### What you will do
Below are the entries; tally the lines holding the string "JSON" and give only that figure.

::: Exercise material

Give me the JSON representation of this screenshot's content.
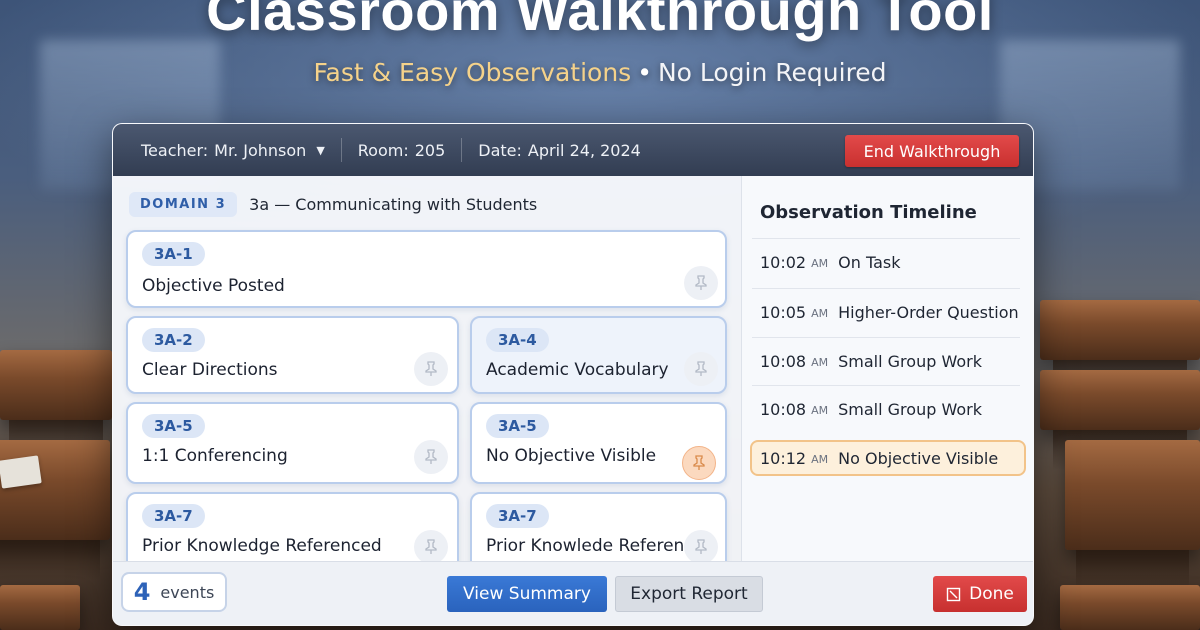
{
  "hero": {
    "title": "Classroom Walkthrough Tool",
    "subtitle_accent": "Fast & Easy Observations",
    "subtitle_sep": "•",
    "subtitle_rest": "No Login Required"
  },
  "topbar": {
    "teacher_label": "Teacher:",
    "teacher_value": "Mr. Johnson",
    "room_label": "Room:",
    "room_value": "205",
    "date_label": "Date:",
    "date_value": "April 24, 2024",
    "end_button": "End Walkthrough"
  },
  "domain": {
    "chip": "DOMAIN 3",
    "title": "3a — Communicating with Students"
  },
  "cards": [
    {
      "code": "3A-1",
      "label": "Objective Posted",
      "pin": "pin-icon",
      "active": false
    },
    {
      "code": "3A-2",
      "label": "Clear Directions",
      "pin": "pin-icon",
      "active": false
    },
    {
      "code": "3A-4",
      "label": "Academic Vocabulary",
      "pin": "pin-icon",
      "active": false
    },
    {
      "code": "3A-5",
      "label": "1:1 Conferencing",
      "pin": "pin-icon",
      "active": false
    },
    {
      "code": "3A-5",
      "label": "No Objective Visible",
      "pin": "pin-icon",
      "active": true
    },
    {
      "code": "3A-7",
      "label": "Prior Knowledge Referenced",
      "pin": "pin-icon",
      "active": false
    },
    {
      "code": "3A-7",
      "label": "Prior Knowlede Referenced",
      "pin": "pin-icon",
      "active": false
    }
  ],
  "timeline": {
    "title": "Observation Timeline",
    "entries": [
      {
        "time": "10:02",
        "ampm": "AM",
        "label": "On Task"
      },
      {
        "time": "10:05",
        "ampm": "AM",
        "label": "Higher-Order Question"
      },
      {
        "time": "10:08",
        "ampm": "AM",
        "label": "Small Group Work"
      },
      {
        "time": "10:08",
        "ampm": "AM",
        "label": "Small Group Work"
      },
      {
        "time": "10:12",
        "ampm": "AM",
        "label": "No Objective Visible",
        "highlighted": true
      }
    ]
  },
  "bottombar": {
    "event_count": "4",
    "event_word": "events",
    "view_summary": "View Summary",
    "export_report": "Export Report",
    "done": "Done"
  },
  "colors": {
    "accent_blue": "#2d62b8",
    "danger_red": "#d63a3a",
    "highlight_orange": "#f2c389",
    "subtitle_gold": "#f5d28a"
  }
}
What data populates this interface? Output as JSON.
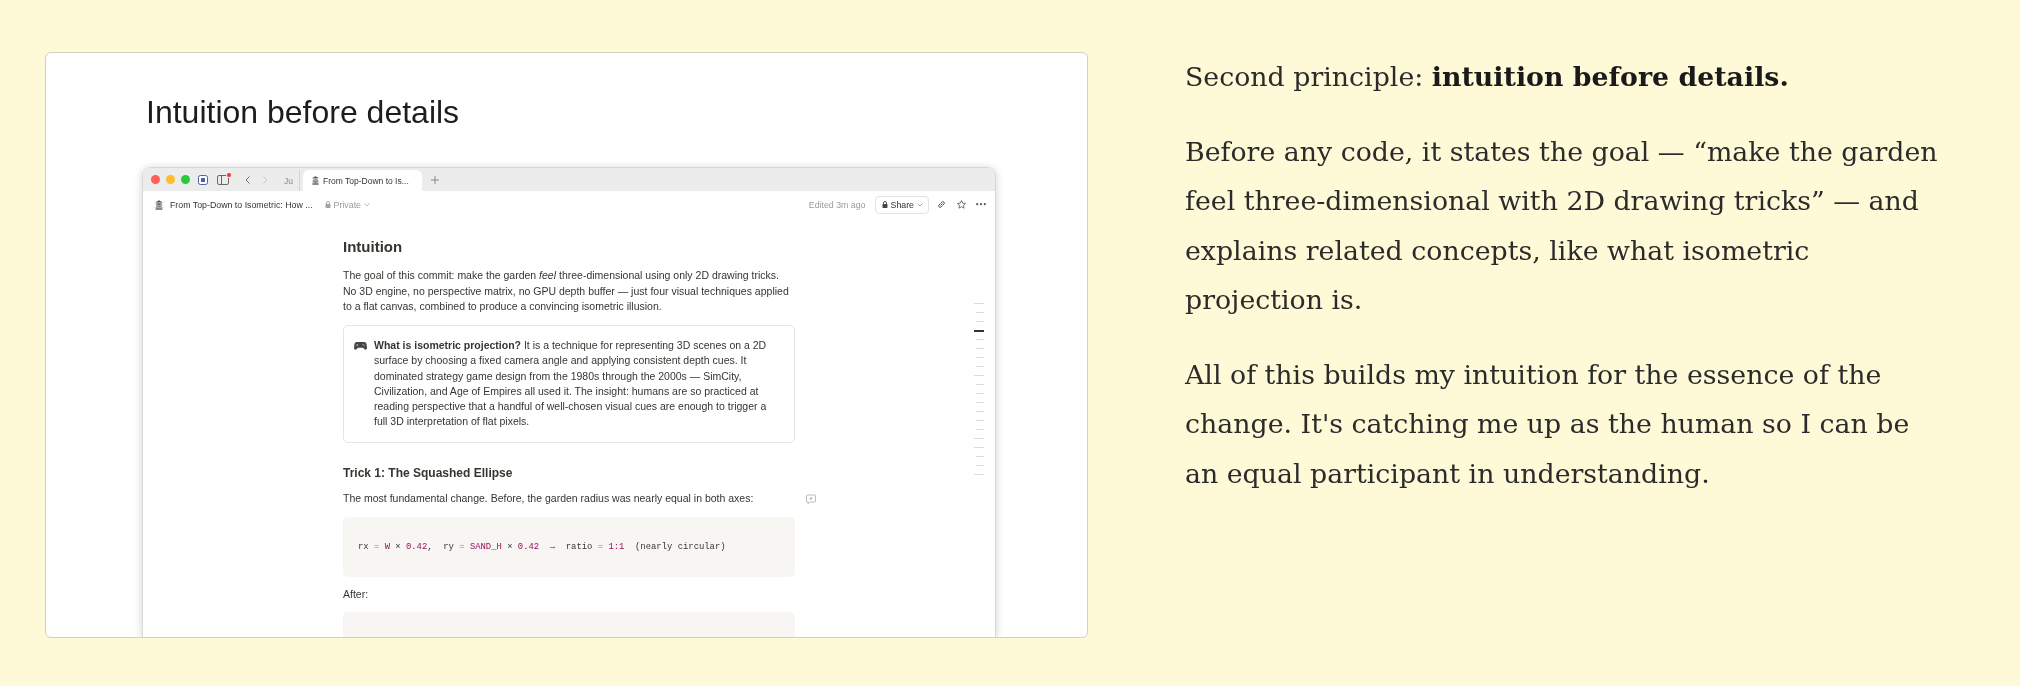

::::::

### Exercise response
2